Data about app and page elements
════
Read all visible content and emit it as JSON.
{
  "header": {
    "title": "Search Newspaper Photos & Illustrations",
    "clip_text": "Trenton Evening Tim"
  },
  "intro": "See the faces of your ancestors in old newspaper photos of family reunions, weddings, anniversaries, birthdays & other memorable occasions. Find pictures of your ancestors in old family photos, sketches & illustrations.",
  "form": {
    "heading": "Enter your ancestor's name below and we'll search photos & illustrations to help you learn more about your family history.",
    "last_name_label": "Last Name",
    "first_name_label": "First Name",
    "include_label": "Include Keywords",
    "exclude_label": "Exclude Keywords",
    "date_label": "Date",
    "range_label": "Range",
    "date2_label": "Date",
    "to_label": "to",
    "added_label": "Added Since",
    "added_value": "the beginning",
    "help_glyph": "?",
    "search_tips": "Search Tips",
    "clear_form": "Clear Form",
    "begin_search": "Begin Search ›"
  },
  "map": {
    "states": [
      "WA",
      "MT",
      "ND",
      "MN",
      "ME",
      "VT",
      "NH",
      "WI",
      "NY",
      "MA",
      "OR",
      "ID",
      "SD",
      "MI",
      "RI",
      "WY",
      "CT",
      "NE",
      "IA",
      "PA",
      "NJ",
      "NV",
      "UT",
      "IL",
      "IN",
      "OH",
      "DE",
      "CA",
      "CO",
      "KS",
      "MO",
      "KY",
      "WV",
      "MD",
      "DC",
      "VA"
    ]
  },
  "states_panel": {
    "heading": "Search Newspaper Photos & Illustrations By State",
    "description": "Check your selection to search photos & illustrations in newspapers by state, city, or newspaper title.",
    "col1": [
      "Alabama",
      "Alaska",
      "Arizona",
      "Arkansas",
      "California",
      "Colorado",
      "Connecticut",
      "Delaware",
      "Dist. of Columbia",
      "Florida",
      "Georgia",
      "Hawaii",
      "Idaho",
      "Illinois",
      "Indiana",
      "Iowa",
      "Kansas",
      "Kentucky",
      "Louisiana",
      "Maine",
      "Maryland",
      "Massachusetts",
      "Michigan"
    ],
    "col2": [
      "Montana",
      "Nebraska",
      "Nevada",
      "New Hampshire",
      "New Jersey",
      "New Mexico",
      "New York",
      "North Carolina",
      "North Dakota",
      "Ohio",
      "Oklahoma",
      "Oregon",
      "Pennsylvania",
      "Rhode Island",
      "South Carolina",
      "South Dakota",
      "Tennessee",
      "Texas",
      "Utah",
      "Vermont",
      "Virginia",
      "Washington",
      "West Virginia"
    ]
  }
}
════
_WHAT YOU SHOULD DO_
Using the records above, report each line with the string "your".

_TASK RESULT_
  "intro": "See the faces of your ancestors in old newspaper photos of family reunions, weddings, anniversaries, birthdays & other memorable occasions. Find pictures of your ancestors in old family photos, sketches & illustrations.",
    "heading": "Enter your ancestor's name below and we'll search photos & illustrations to help you learn more about your family history.",
    "description": "Check your selection to search photos & illustrations in newspapers by state, city, or newspaper title.",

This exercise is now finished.